Instructions to follow: Exact repetition of the data is the whole task.

Records contained in a dataset:
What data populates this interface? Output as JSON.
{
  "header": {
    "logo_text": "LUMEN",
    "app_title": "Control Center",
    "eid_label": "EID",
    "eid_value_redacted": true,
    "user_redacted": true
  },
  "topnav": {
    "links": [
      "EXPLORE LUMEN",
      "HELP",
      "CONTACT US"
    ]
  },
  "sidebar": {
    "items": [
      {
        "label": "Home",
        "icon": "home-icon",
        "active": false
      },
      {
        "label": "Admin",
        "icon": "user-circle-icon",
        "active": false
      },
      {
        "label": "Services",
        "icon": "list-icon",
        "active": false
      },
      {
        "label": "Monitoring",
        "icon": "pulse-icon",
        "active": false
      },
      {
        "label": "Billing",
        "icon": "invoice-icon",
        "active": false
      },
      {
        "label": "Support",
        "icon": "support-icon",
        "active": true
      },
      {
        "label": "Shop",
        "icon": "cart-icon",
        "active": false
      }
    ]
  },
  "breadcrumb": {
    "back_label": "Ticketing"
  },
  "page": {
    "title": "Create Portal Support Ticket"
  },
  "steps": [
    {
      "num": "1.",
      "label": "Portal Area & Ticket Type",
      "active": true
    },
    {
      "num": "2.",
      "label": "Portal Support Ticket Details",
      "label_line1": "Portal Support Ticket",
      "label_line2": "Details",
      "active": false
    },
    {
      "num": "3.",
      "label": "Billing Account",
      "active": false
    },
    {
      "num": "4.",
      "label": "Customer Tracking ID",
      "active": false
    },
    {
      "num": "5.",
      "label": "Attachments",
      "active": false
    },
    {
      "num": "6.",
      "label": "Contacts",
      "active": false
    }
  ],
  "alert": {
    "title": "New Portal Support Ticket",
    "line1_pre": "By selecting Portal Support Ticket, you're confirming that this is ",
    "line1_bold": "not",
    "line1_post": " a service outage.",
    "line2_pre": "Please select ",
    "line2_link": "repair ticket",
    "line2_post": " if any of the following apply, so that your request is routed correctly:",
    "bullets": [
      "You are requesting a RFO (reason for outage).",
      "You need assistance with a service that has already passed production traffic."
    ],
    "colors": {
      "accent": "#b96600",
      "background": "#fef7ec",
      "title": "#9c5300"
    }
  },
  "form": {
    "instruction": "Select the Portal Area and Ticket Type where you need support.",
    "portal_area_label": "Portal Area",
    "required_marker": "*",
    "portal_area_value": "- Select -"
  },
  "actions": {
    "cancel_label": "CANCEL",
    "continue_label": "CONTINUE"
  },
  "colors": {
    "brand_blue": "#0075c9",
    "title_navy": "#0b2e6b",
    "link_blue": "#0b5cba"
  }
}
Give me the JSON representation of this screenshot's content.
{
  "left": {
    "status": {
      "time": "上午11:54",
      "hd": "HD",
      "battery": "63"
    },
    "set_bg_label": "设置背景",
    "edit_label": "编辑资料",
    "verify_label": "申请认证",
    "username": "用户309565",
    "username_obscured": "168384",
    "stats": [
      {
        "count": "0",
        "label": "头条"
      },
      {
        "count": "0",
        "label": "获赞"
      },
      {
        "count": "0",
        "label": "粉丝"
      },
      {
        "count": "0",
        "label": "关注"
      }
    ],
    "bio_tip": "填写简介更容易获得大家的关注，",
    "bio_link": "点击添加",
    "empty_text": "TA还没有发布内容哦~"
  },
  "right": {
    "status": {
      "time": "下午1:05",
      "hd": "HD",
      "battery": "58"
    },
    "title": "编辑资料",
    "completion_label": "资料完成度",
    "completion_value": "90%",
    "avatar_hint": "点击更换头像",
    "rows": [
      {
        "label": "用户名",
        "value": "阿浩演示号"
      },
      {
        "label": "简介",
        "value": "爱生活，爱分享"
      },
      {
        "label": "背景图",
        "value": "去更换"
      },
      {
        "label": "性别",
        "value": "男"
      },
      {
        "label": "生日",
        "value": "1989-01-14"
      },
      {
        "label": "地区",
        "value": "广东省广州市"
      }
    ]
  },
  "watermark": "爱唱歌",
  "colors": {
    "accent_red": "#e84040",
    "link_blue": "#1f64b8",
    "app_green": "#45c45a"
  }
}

Answer to this problem:
What data populates this interface? Output as JSON.
{
  "header": {
    "logo_text": "LUMEN",
    "app_title": "Control Center",
    "eid_label": "EID",
    "eid_value_redacted": true,
    "user_redacted": true
  },
  "topnav": {
    "links": [
      "EXPLORE LUMEN",
      "HELP",
      "CONTACT US"
    ]
  },
  "sidebar": {
    "items": [
      {
        "label": "Home",
        "icon": "home-icon",
        "active": false
      },
      {
        "label": "Admin",
        "icon": "user-circle-icon",
        "active": false
      },
      {
        "label": "Services",
        "icon": "list-icon",
        "active": false
      },
      {
        "label": "Monitoring",
        "icon": "pulse-icon",
        "active": false
      },
      {
        "label": "Billing",
        "icon": "invoice-icon",
        "active": false
      },
      {
        "label": "Support",
        "icon": "support-icon",
        "active": true
      },
      {
        "label": "Shop",
        "icon": "cart-icon",
        "active": false
      }
    ]
  },
  "breadcrumb": {
    "back_label": "Ticketing"
  },
  "page": {
    "title": "Create Portal Support Ticket"
  },
  "steps": [
    {
      "num": "1.",
      "label": "Portal Area & Ticket Type",
      "active": true
    },
    {
      "num": "2.",
      "label": "Portal Support Ticket Details",
      "label_line1": "Portal Support Ticket",
      "label_line2": "Details",
      "active": false
    },
    {
      "num": "3.",
      "label": "Billing Account",
      "active": false
    },
    {
      "num": "4.",
      "label": "Customer Tracking ID",
      "active": false
    },
    {
      "num": "5.",
      "label": "Attachments",
      "active": false
    },
    {
      "num": "6.",
      "label": "Contacts",
      "active": false
    }
  ],
  "alert": {
    "title": "New Portal Support Ticket",
    "line1_pre": "By selecting Portal Support Ticket, you're confirming that this is ",
    "line1_bold": "not",
    "line1_post": " a service outage.",
    "line2_pre": "Please select ",
    "line2_link": "repair ticket",
    "line2_post": " if any of the following apply, so that your request is routed correctly:",
    "bullets": [
      "You are requesting a RFO (reason for outage).",
      "You need assistance with a service that has already passed production traffic."
    ],
    "colors": {
      "accent": "#b96600",
      "background": "#fef7ec",
      "title": "#9c5300"
    }
  },
  "form": {
    "instruction": "Select the Portal Area and Ticket Type where you need support.",
    "portal_area_label": "Portal Area",
    "required_marker": "*",
    "portal_area_value": "- Select -"
  },
  "actions": {
    "cancel_label": "CANCEL",
    "continue_label": "CONTINUE"
  },
  "colors": {
    "brand_blue": "#0075c9",
    "title_navy": "#0b2e6b",
    "link_blue": "#0b5cba"
  }
}
Give me the JSON representation of this screenshot's content.
{
  "left": {
    "status": {
      "time": "上午11:54",
      "hd": "HD",
      "battery": "63"
    },
    "set_bg_label": "设置背景",
    "edit_label": "编辑资料",
    "verify_label": "申请认证",
    "username": "用户309565",
    "username_obscured": "168384",
    "stats": [
      {
        "count": "0",
        "label": "头条"
      },
      {
        "count": "0",
        "label": "获赞"
      },
      {
        "count": "0",
        "label": "粉丝"
      },
      {
        "count": "0",
        "label": "关注"
      }
    ],
    "bio_tip": "填写简介更容易获得大家的关注，",
    "bio_link": "点击添加",
    "empty_text": "TA还没有发布内容哦~"
  },
  "right": {
    "status": {
      "time": "下午1:05",
      "hd": "HD",
      "battery": "58"
    },
    "title": "编辑资料",
    "completion_label": "资料完成度",
    "completion_value": "90%",
    "avatar_hint": "点击更换头像",
    "rows": [
      {
        "label": "用户名",
        "value": "阿浩演示号"
      },
      {
        "label": "简介",
        "value": "爱生活，爱分享"
      },
      {
        "label": "背景图",
        "value": "去更换"
      },
      {
        "label": "性别",
        "value": "男"
      },
      {
        "label": "生日",
        "value": "1989-01-14"
      },
      {
        "label": "地区",
        "value": "广东省广州市"
      }
    ]
  },
  "watermark": "爱唱歌",
  "colors": {
    "accent_red": "#e84040",
    "link_blue": "#1f64b8",
    "app_green": "#45c45a"
  }
}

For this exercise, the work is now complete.